Dataset rows for apps and sites:

○ ○ ○ ○ ○

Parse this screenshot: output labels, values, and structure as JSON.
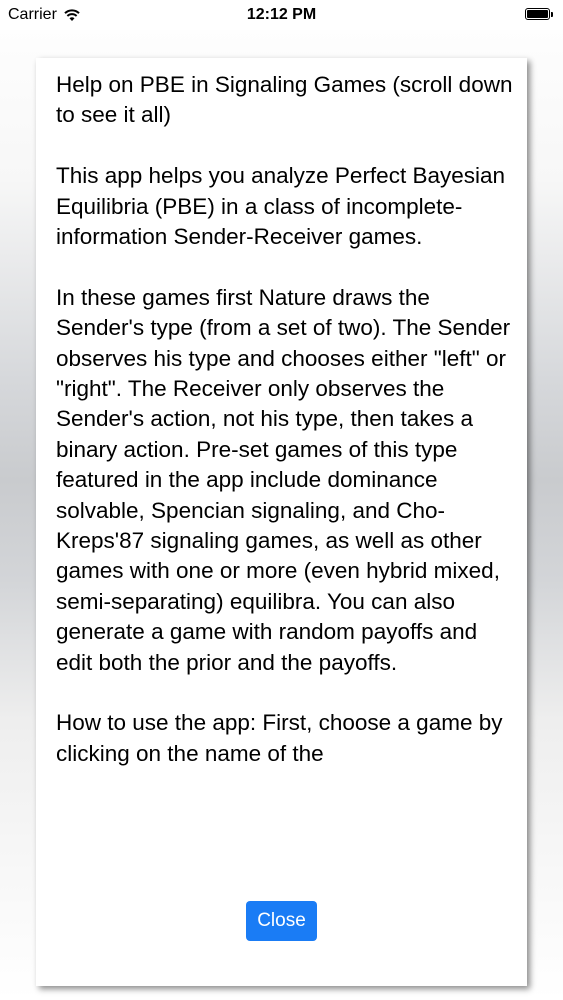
{
  "status_bar": {
    "carrier": "Carrier",
    "time": "12:12 PM",
    "wifi_icon": "wifi-icon",
    "battery_icon": "battery-icon",
    "battery_level": 1.0
  },
  "dialog": {
    "paragraphs": [
      "Help on PBE in Signaling Games (scroll down to see it all)",
      "This app helps you analyze Perfect Bayesian Equilibria (PBE) in a class of incomplete-information Sender-Receiver games.",
      "In these games first Nature draws the Sender's type (from a set of two). The Sender observes his type and chooses either \"left\" or \"right\". The Receiver only observes the Sender's action, not his type, then takes a binary action. Pre-set games of this type featured in the app include dominance solvable, Spencian signaling, and Cho-Kreps'87 signaling games, as well as other games with one or more (even hybrid mixed, semi-separating) equilibra. You can also generate a game with random payoffs and edit both the prior and the payoffs.",
      "How to use the app: First, choose a game by clicking on the name of the"
    ],
    "close_label": "Close",
    "accent_color": "#1a7cf5"
  }
}
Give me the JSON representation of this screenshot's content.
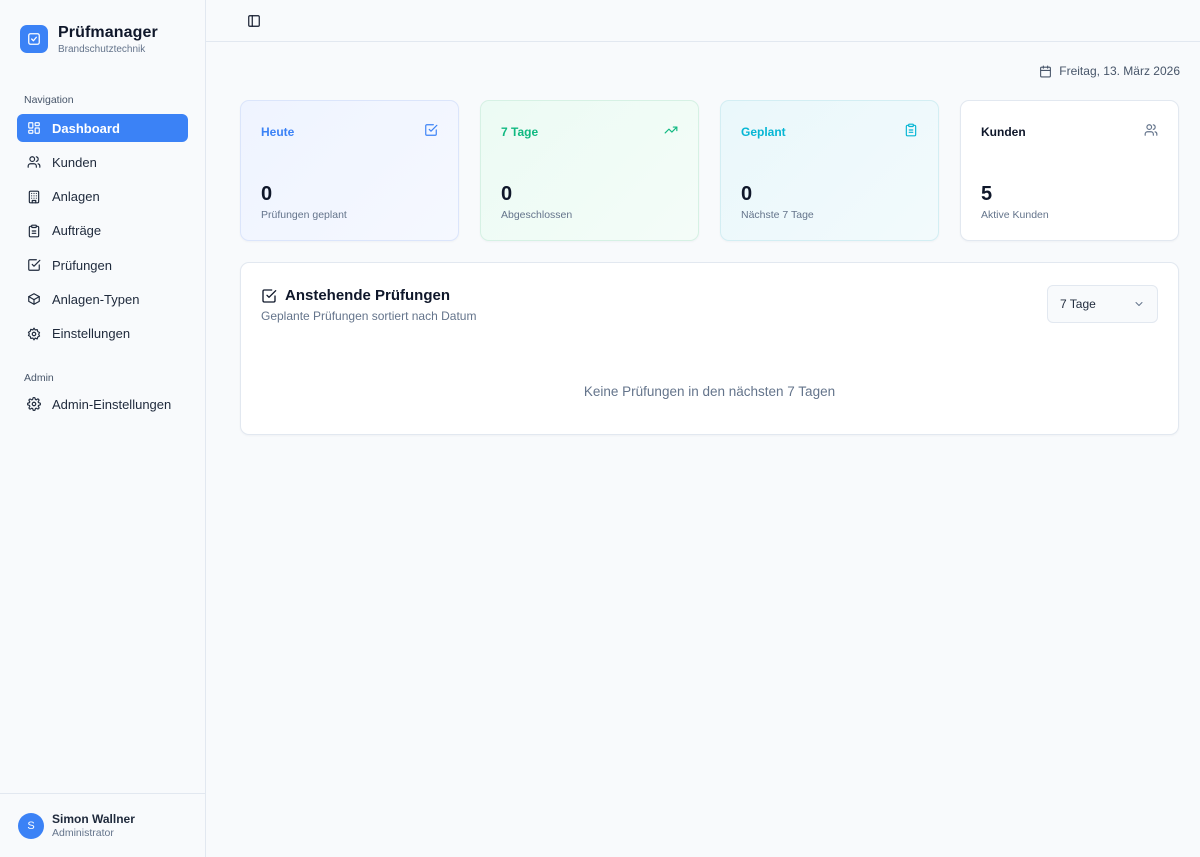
{
  "brand": {
    "title": "Prüfmanager",
    "subtitle": "Brandschutztechnik"
  },
  "sidebar": {
    "sections": [
      {
        "label": "Navigation",
        "items": [
          {
            "label": "Dashboard",
            "icon": "dashboard-icon",
            "active": true
          },
          {
            "label": "Kunden",
            "icon": "users-icon"
          },
          {
            "label": "Anlagen",
            "icon": "building-icon"
          },
          {
            "label": "Aufträge",
            "icon": "clipboard-icon"
          },
          {
            "label": "Prüfungen",
            "icon": "checkbox-icon"
          },
          {
            "label": "Anlagen-Typen",
            "icon": "package-icon"
          },
          {
            "label": "Einstellungen",
            "icon": "settings-icon"
          }
        ]
      },
      {
        "label": "Admin",
        "items": [
          {
            "label": "Admin-Einstellungen",
            "icon": "gear-icon"
          }
        ]
      }
    ]
  },
  "user": {
    "initial": "S",
    "name": "Simon Wallner",
    "role": "Administrator"
  },
  "header": {
    "date": "Freitag, 13. März 2026"
  },
  "stats": [
    {
      "title": "Heute",
      "value": "0",
      "sub": "Prüfungen geplant",
      "icon": "check-square-icon",
      "color": "#3b82f6"
    },
    {
      "title": "7 Tage",
      "value": "0",
      "sub": "Abgeschlossen",
      "icon": "trending-up-icon",
      "color": "#10b981"
    },
    {
      "title": "Geplant",
      "value": "0",
      "sub": "Nächste 7 Tage",
      "icon": "clipboard-list-icon",
      "color": "#06b6d4"
    },
    {
      "title": "Kunden",
      "value": "5",
      "sub": "Aktive Kunden",
      "icon": "users-icon",
      "color": "#64748b"
    }
  ],
  "upcoming": {
    "title": "Anstehende Prüfungen",
    "subtitle": "Geplante Prüfungen sortiert nach Datum",
    "range": "7 Tage",
    "empty": "Keine Prüfungen in den nächsten 7 Tagen"
  },
  "colors": {
    "accent": "#3b82f6",
    "green": "#10b981",
    "teal": "#06b6d4"
  }
}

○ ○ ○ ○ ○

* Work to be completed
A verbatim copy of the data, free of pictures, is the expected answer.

* Response to the task
Parse this screenshot: output labels, values, and structure as JSON.
{
  "status_bar": {
    "carrier": "Carrier",
    "time": "12:12 PM",
    "wifi_icon": "wifi-icon",
    "battery_icon": "battery-icon",
    "battery_level": 1.0
  },
  "dialog": {
    "paragraphs": [
      "Help on PBE in Signaling Games (scroll down to see it all)",
      "This app helps you analyze Perfect Bayesian Equilibria (PBE) in a class of incomplete-information Sender-Receiver games.",
      "In these games first Nature draws the Sender's type (from a set of two). The Sender observes his type and chooses either \"left\" or \"right\". The Receiver only observes the Sender's action, not his type, then takes a binary action. Pre-set games of this type featured in the app include dominance solvable, Spencian signaling, and Cho-Kreps'87 signaling games, as well as other games with one or more (even hybrid mixed, semi-separating) equilibra. You can also generate a game with random payoffs and edit both the prior and the payoffs.",
      "How to use the app: First, choose a game by clicking on the name of the"
    ],
    "close_label": "Close",
    "accent_color": "#1a7cf5"
  }
}
Give me the JSON representation of this screenshot's content.
{
  "brand": {
    "title": "Prüfmanager",
    "subtitle": "Brandschutztechnik"
  },
  "sidebar": {
    "sections": [
      {
        "label": "Navigation",
        "items": [
          {
            "label": "Dashboard",
            "icon": "dashboard-icon",
            "active": true
          },
          {
            "label": "Kunden",
            "icon": "users-icon"
          },
          {
            "label": "Anlagen",
            "icon": "building-icon"
          },
          {
            "label": "Aufträge",
            "icon": "clipboard-icon"
          },
          {
            "label": "Prüfungen",
            "icon": "checkbox-icon"
          },
          {
            "label": "Anlagen-Typen",
            "icon": "package-icon"
          },
          {
            "label": "Einstellungen",
            "icon": "settings-icon"
          }
        ]
      },
      {
        "label": "Admin",
        "items": [
          {
            "label": "Admin-Einstellungen",
            "icon": "gear-icon"
          }
        ]
      }
    ]
  },
  "user": {
    "initial": "S",
    "name": "Simon Wallner",
    "role": "Administrator"
  },
  "header": {
    "date": "Freitag, 13. März 2026"
  },
  "stats": [
    {
      "title": "Heute",
      "value": "0",
      "sub": "Prüfungen geplant",
      "icon": "check-square-icon",
      "color": "#3b82f6"
    },
    {
      "title": "7 Tage",
      "value": "0",
      "sub": "Abgeschlossen",
      "icon": "trending-up-icon",
      "color": "#10b981"
    },
    {
      "title": "Geplant",
      "value": "0",
      "sub": "Nächste 7 Tage",
      "icon": "clipboard-list-icon",
      "color": "#06b6d4"
    },
    {
      "title": "Kunden",
      "value": "5",
      "sub": "Aktive Kunden",
      "icon": "users-icon",
      "color": "#64748b"
    }
  ],
  "upcoming": {
    "title": "Anstehende Prüfungen",
    "subtitle": "Geplante Prüfungen sortiert nach Datum",
    "range": "7 Tage",
    "empty": "Keine Prüfungen in den nächsten 7 Tagen"
  },
  "colors": {
    "accent": "#3b82f6",
    "green": "#10b981",
    "teal": "#06b6d4"
  }
}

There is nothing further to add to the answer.